[Items from an interface collection]
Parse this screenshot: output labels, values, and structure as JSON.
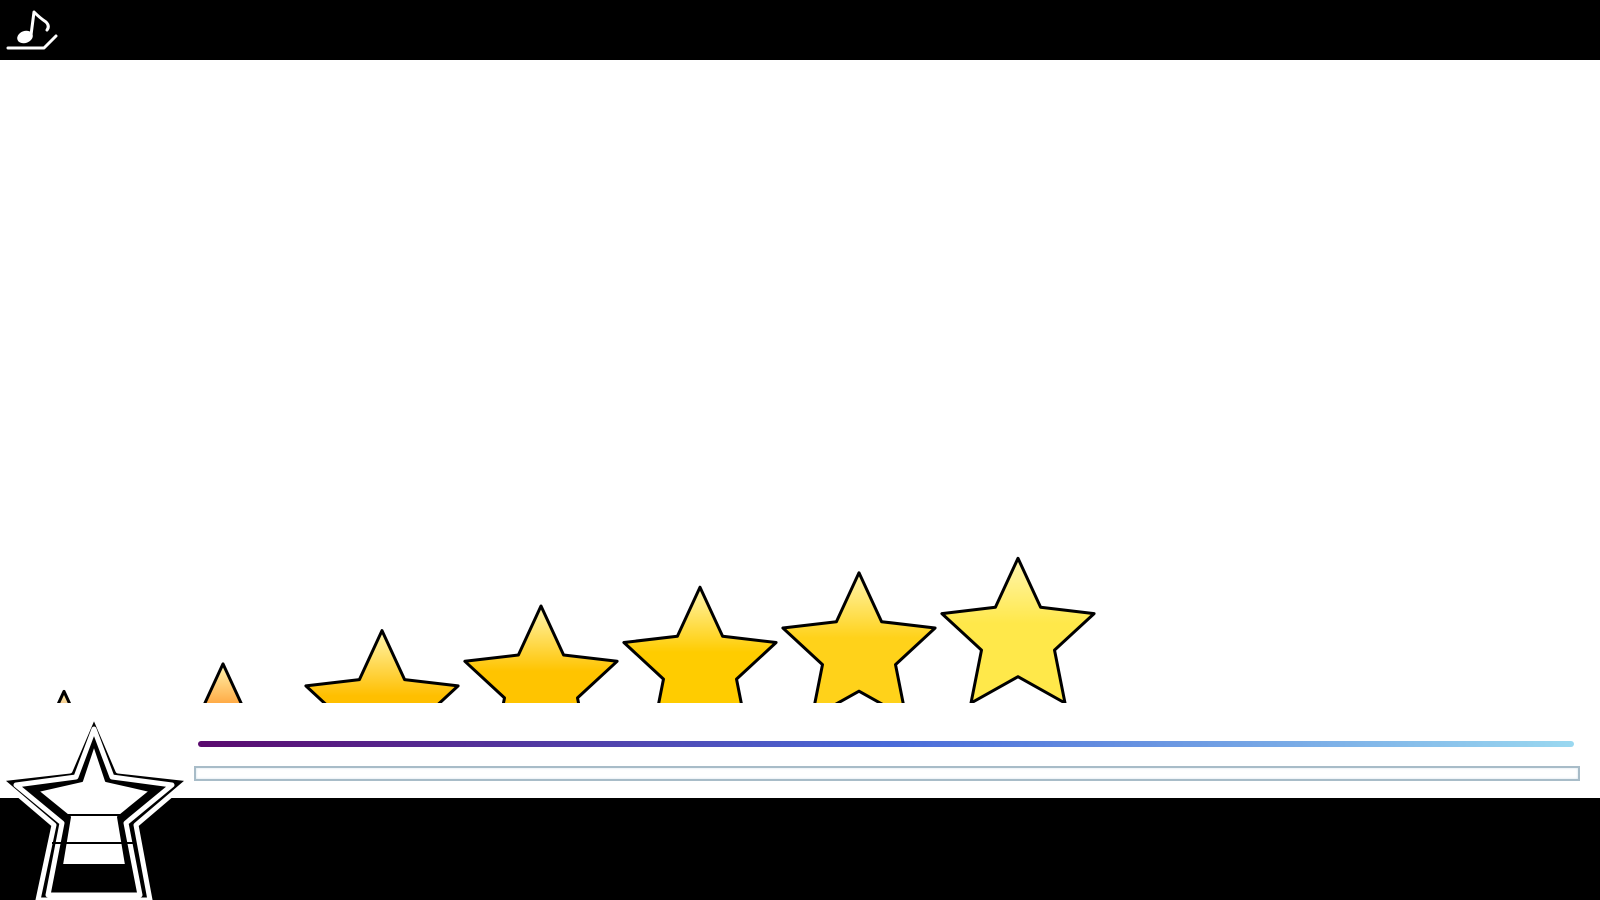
{
  "toolbar": {
    "music_icon": "music-note-icon"
  },
  "rating": {
    "stars_total": 7,
    "stars_revealed": 7,
    "star_colors": [
      "#c8140a",
      "#ff7a00",
      "#ffbf00",
      "#ffc400",
      "#ffcc00",
      "#ffd21a",
      "#ffe84a"
    ]
  },
  "power_meter": {
    "gradient_colors": [
      "#5a0a6e",
      "#4a6ad8",
      "#9ad8f0"
    ],
    "level": 0
  },
  "badge": {
    "icon": "star-badge-icon",
    "color": "#ffffff"
  },
  "colors": {
    "bar": "#000000",
    "background": "#ffffff",
    "track_border": "#a8bcc8"
  }
}
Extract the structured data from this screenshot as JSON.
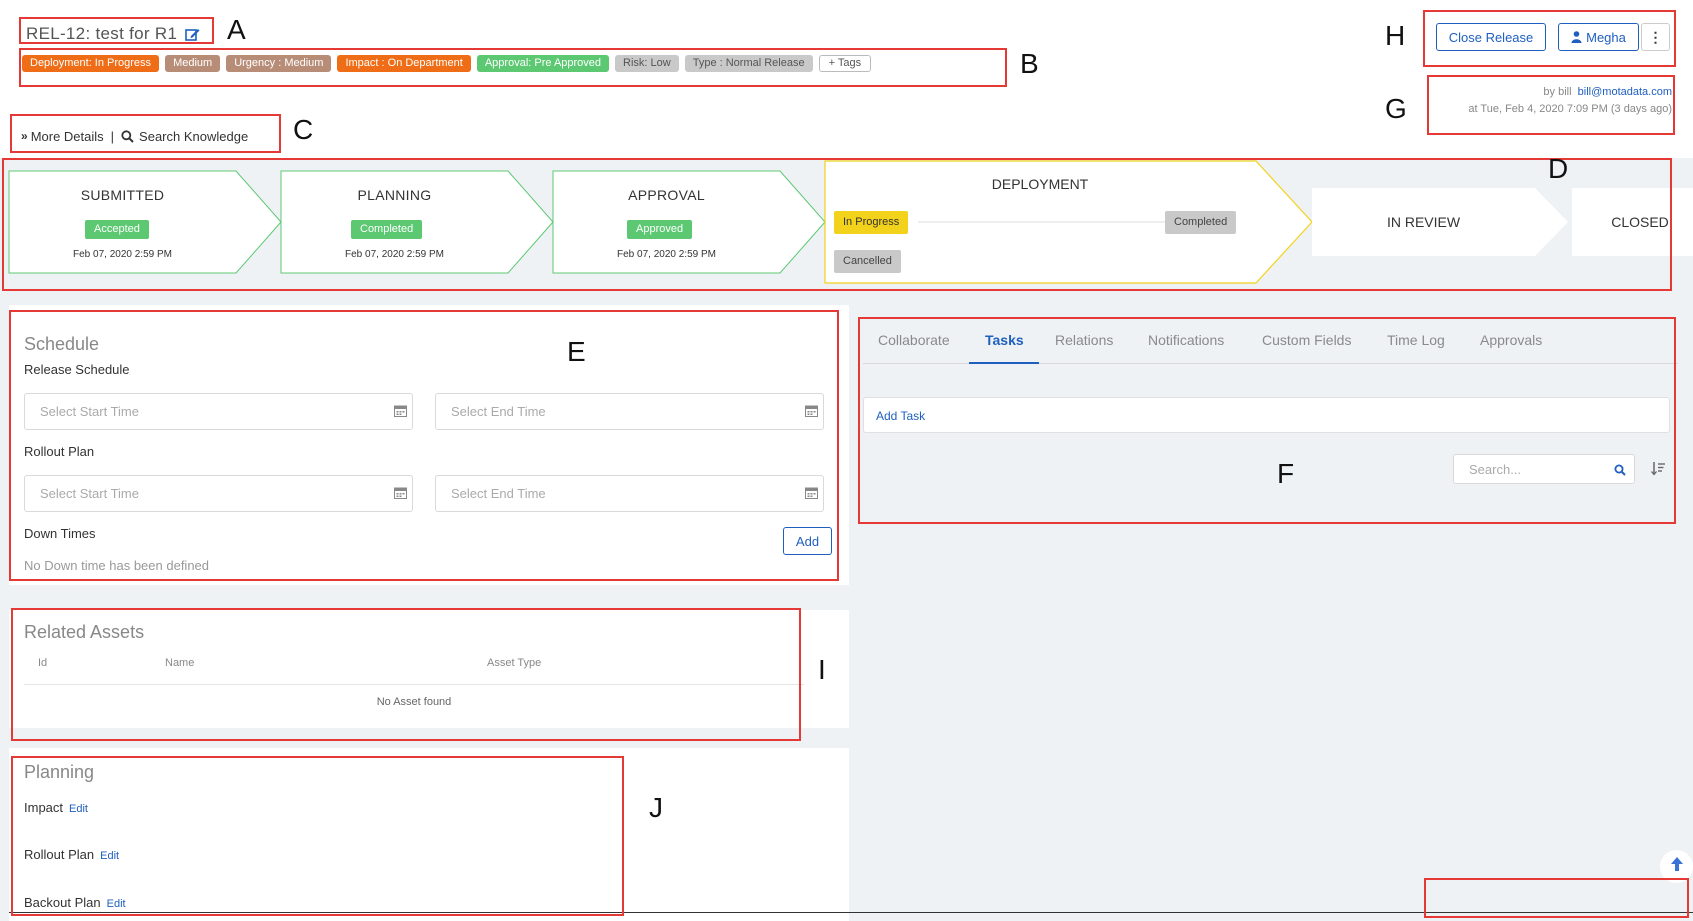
{
  "header": {
    "title": "REL-12: test for R1",
    "tags": [
      {
        "label": "Deployment: In Progress",
        "color": "#ee6d16"
      },
      {
        "label": "Medium",
        "color": "#b88d78"
      },
      {
        "label": "Urgency : Medium",
        "color": "#b88d78"
      },
      {
        "label": "Impact : On Department",
        "color": "#ee6d16"
      },
      {
        "label": "Approval: Pre Approved",
        "color": "#5cc872"
      },
      {
        "label": "Risk: Low",
        "color": "#bdbdbd"
      },
      {
        "label": "Type : Normal Release",
        "color": "#bdbdbd"
      }
    ],
    "add_tags_label": "+ Tags",
    "more_details_label": "More Details",
    "separator": "|",
    "search_knowledge_label": "Search Knowledge"
  },
  "actions": {
    "close_release_label": "Close Release",
    "assignee_label": "Megha"
  },
  "meta": {
    "by_prefix": "by bill",
    "email": "bill@motadata.com",
    "created_at": "at Tue, Feb 4, 2020 7:09 PM (3 days ago)"
  },
  "workflow": {
    "submitted": {
      "title": "SUBMITTED",
      "status": "Accepted",
      "date": "Feb 07, 2020 2:59 PM"
    },
    "planning": {
      "title": "PLANNING",
      "status": "Completed",
      "date": "Feb 07, 2020 2:59 PM"
    },
    "approval": {
      "title": "APPROVAL",
      "status": "Approved",
      "date": "Feb 07, 2020 2:59 PM"
    },
    "deployment": {
      "title": "DEPLOYMENT",
      "in_progress": "In Progress",
      "completed": "Completed",
      "cancelled": "Cancelled"
    },
    "in_review": {
      "title": "IN REVIEW"
    },
    "closed": {
      "title": "CLOSED"
    }
  },
  "schedule": {
    "title": "Schedule",
    "release_schedule_label": "Release Schedule",
    "rollout_plan_label": "Rollout Plan",
    "start_placeholder": "Select Start Time",
    "end_placeholder": "Select End Time",
    "down_times_label": "Down Times",
    "add_label": "Add",
    "no_down_time": "No Down time has been defined"
  },
  "assets": {
    "title": "Related Assets",
    "columns": [
      "Id",
      "Name",
      "Asset Type"
    ],
    "empty": "No Asset found"
  },
  "planning": {
    "title": "Planning",
    "impact_label": "Impact",
    "rollout_label": "Rollout Plan",
    "backout_label": "Backout Plan",
    "edit_label": "Edit"
  },
  "tabs": {
    "items": [
      "Collaborate",
      "Tasks",
      "Relations",
      "Notifications",
      "Custom Fields",
      "Time Log",
      "Approvals"
    ],
    "active": "Tasks",
    "add_task_label": "Add Task",
    "search_placeholder": "Search..."
  },
  "callouts": {
    "A": "A",
    "B": "B",
    "C": "C",
    "D": "D",
    "E": "E",
    "F": "F",
    "G": "G",
    "H": "H",
    "I": "I",
    "J": "J"
  }
}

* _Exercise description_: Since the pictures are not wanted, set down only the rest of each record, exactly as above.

* _Expected answer_:
Parse this screenshot: output labels, values, and structure as JSON.
{
  "toolbar": {
    "music_icon": "music-note-icon"
  },
  "rating": {
    "stars_total": 7,
    "stars_revealed": 7,
    "star_colors": [
      "#c8140a",
      "#ff7a00",
      "#ffbf00",
      "#ffc400",
      "#ffcc00",
      "#ffd21a",
      "#ffe84a"
    ]
  },
  "power_meter": {
    "gradient_colors": [
      "#5a0a6e",
      "#4a6ad8",
      "#9ad8f0"
    ],
    "level": 0
  },
  "badge": {
    "icon": "star-badge-icon",
    "color": "#ffffff"
  },
  "colors": {
    "bar": "#000000",
    "background": "#ffffff",
    "track_border": "#a8bcc8"
  }
}
Extract the structured data from this screenshot as JSON.
{
  "header": {
    "title": "REL-12: test for R1",
    "tags": [
      {
        "label": "Deployment: In Progress",
        "color": "#ee6d16"
      },
      {
        "label": "Medium",
        "color": "#b88d78"
      },
      {
        "label": "Urgency : Medium",
        "color": "#b88d78"
      },
      {
        "label": "Impact : On Department",
        "color": "#ee6d16"
      },
      {
        "label": "Approval: Pre Approved",
        "color": "#5cc872"
      },
      {
        "label": "Risk: Low",
        "color": "#bdbdbd"
      },
      {
        "label": "Type : Normal Release",
        "color": "#bdbdbd"
      }
    ],
    "add_tags_label": "+ Tags",
    "more_details_label": "More Details",
    "separator": "|",
    "search_knowledge_label": "Search Knowledge"
  },
  "actions": {
    "close_release_label": "Close Release",
    "assignee_label": "Megha"
  },
  "meta": {
    "by_prefix": "by bill",
    "email": "bill@motadata.com",
    "created_at": "at Tue, Feb 4, 2020 7:09 PM (3 days ago)"
  },
  "workflow": {
    "submitted": {
      "title": "SUBMITTED",
      "status": "Accepted",
      "date": "Feb 07, 2020 2:59 PM"
    },
    "planning": {
      "title": "PLANNING",
      "status": "Completed",
      "date": "Feb 07, 2020 2:59 PM"
    },
    "approval": {
      "title": "APPROVAL",
      "status": "Approved",
      "date": "Feb 07, 2020 2:59 PM"
    },
    "deployment": {
      "title": "DEPLOYMENT",
      "in_progress": "In Progress",
      "completed": "Completed",
      "cancelled": "Cancelled"
    },
    "in_review": {
      "title": "IN REVIEW"
    },
    "closed": {
      "title": "CLOSED"
    }
  },
  "schedule": {
    "title": "Schedule",
    "release_schedule_label": "Release Schedule",
    "rollout_plan_label": "Rollout Plan",
    "start_placeholder": "Select Start Time",
    "end_placeholder": "Select End Time",
    "down_times_label": "Down Times",
    "add_label": "Add",
    "no_down_time": "No Down time has been defined"
  },
  "assets": {
    "title": "Related Assets",
    "columns": [
      "Id",
      "Name",
      "Asset Type"
    ],
    "empty": "No Asset found"
  },
  "planning": {
    "title": "Planning",
    "impact_label": "Impact",
    "rollout_label": "Rollout Plan",
    "backout_label": "Backout Plan",
    "edit_label": "Edit"
  },
  "tabs": {
    "items": [
      "Collaborate",
      "Tasks",
      "Relations",
      "Notifications",
      "Custom Fields",
      "Time Log",
      "Approvals"
    ],
    "active": "Tasks",
    "add_task_label": "Add Task",
    "search_placeholder": "Search..."
  },
  "callouts": {
    "A": "A",
    "B": "B",
    "C": "C",
    "D": "D",
    "E": "E",
    "F": "F",
    "G": "G",
    "H": "H",
    "I": "I",
    "J": "J"
  }
}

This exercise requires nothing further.